The following presentation is well overdue.
During my last visit in Romania (December 2004) my good friend Ioan Mateiu who is a Romanian PPG Vice-champion and a very experienced GA pilot, introduced me to a young and talented man: Zsolt Klocza from Targu Mures, my home town.
Zsolt 28, is well known in the Romanian flying community for his various aviation related projects.
I will present his latest construction.
When I entered his garage, which now is a real workshop, I was amazed by the multitude of projects I saw there.
Zsolt flies since 1995. He has many "free flight" hours under his belt and also flies PPG trikes and delta trikes.
The project which I am about to present is an entirely home made PPG trike.
The machine is equipped with a German MZ 250 cc motorcycle engine which develops 18 HP.
The engine was modified by him.
The cylinder head was taken from a Trabant car and adapted to the MZ 250 cc engine.
The engine has an increased compression achieved by machining the cylinder and head.
The tuned pipe and muffler were calculated and made by Zsolt as well as the carburetor and propeller.
The reduction is a belt driven system with a 1:1,8 ratio.
The max RPM of the engine is 5,500.
With the Perche Sonic paraglider, the machine can climb at 2,5 m/second or better.
The picture below shows the trike from the front.
The harness/seat is also home made.
The landing gear is made of forged steel and the wheels belonged to a cart.
Zsolt adapted a motorcycle throttle for his application:
In order to achieve the best power at a safe RPM, Zsolt decided to make his own reduction pulleys:
The whole machine uses the "Saddle and Bolt" construction so common in ultralight aviation.
A similar system is used by Jeff Baumgartner on his home built paramotor.
The home made reduction needs another close look.
Both pulleys were cast by Zsolt in his own ........ garage!!
Below, Zsolt shows the cast of a big reduction pulley:
In order to make sure that the pulleys do not have any weak points inside (air) Zsolt developed his own centrifuge.
The moulds rotate while the molten Aluminum alloy is poured in them!!
The gas tank is metal and was "borrowed" from a Trabant car made in the old East Germany!
Zsolt tried different membrane carburetors but for this engine none worked too well.
So, another project started: building a home made carburetor!!
Zsolt designed a membrane carburetor based on real calculations.
It took some time to have the wooden mold ready:
The picture below shows the raw cast carburetor body:
Here is how an almost finished carburetor looks like:
Here is another close-up of the home made carburetor already installed on the engine.
This carburetor gives the engine a very smooth run in the whole RPM range!!
Next, Zsolt amazed me again: when I asked about the origin of the very nice white propeller he had on his machine, with a very humble voice he said: "I made it myself"
Below, we present a few more home made propellers with different diameters and pitch.
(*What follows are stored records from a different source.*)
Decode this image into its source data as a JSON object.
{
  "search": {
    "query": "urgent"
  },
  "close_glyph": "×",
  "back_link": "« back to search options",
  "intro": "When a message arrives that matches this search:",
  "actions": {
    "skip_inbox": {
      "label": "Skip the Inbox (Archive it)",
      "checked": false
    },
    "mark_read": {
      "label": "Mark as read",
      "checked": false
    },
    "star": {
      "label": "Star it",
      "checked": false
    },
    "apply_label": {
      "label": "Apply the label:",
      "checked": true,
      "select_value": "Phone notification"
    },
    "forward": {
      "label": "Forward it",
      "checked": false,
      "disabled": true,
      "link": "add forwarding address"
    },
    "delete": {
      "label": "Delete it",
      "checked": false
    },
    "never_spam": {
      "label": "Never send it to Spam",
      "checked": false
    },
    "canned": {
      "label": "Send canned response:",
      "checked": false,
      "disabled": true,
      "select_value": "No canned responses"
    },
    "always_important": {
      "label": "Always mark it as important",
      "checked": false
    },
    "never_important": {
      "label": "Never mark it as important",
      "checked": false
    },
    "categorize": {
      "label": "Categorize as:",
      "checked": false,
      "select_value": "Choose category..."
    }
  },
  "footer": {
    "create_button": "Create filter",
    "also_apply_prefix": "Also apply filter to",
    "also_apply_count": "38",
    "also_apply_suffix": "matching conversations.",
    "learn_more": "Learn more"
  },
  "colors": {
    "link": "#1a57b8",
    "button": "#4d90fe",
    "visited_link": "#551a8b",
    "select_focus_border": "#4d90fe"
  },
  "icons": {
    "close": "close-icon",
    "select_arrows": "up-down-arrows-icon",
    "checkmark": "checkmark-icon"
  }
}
They are still waiting to be tested...
The cage of the machine is made from helicopter steel tubes and has an incredible strength.
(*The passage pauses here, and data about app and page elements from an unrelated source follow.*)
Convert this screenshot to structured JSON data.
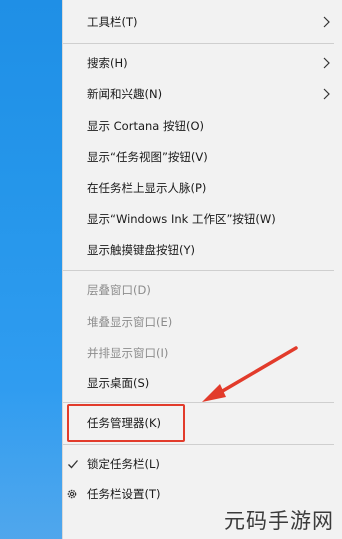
{
  "menu": {
    "items": [
      {
        "label": "工具栏(T)"
      },
      {
        "label": "搜索(H)"
      },
      {
        "label": "新闻和兴趣(N)"
      },
      {
        "label": "显示 Cortana 按钮(O)"
      },
      {
        "label": "显示“任务视图”按钮(V)"
      },
      {
        "label": "在任务栏上显示人脉(P)"
      },
      {
        "label": "显示“Windows Ink 工作区”按钮(W)"
      },
      {
        "label": "显示触摸键盘按钮(Y)"
      },
      {
        "label": "层叠窗口(D)"
      },
      {
        "label": "堆叠显示窗口(E)"
      },
      {
        "label": "并排显示窗口(I)"
      },
      {
        "label": "显示桌面(S)"
      },
      {
        "label": "任务管理器(K)"
      },
      {
        "label": "锁定任务栏(L)"
      },
      {
        "label": "任务栏设置(T)"
      }
    ]
  },
  "watermark": {
    "text": "元码手游网"
  },
  "colors": {
    "accent_red": "#e23b2b",
    "desktop_blue": "#2596ea"
  },
  "icons": {
    "submenu": "chevron-right-icon",
    "checked": "check-icon",
    "settings": "gear-icon"
  }
}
Zsolt is not "done" with his inventions. In the picture below, he shows Ioan Mateiu what he wants to build next.
It will be, as a matter of fact, it IS a delta trike (visible on the right side of the picture)
This project is not finished yet. However, the engine, a modified Volswagen "beetle" is already installed on the trike he developed.The propeller is home made carbon fiber variable pitch (ground adjustable)
I hope that during my next visit in Romania (September 2005) I will have the pleasure to take some pictures of this new project.
As we can see from this presentation and from others, published on The Inventions Page,
there are many talented amateur constructors in the World.
Their minds constantly work hard to build new projects or improve existing ones.
It is a shame that the vast majority of these people is unknown for most of us.
This is why The Inventions Page was started.
One last thought: it is also a shame that existing manufacturers, do not incorporate ideas from so many talented amateur builders.
Finally, I would like to thank Ioan Mateiu and Zsolt Kloca for their help to bring this project to public attention.
Update on August 19, 2005:
I have just received a letter from Ioan Mateiu informing me that Zsolt had finished another project:
It is a tandem PPG trike with a big Simonini engine on it.
I hope to have the opportunity to write a report about it while visiting in Romania.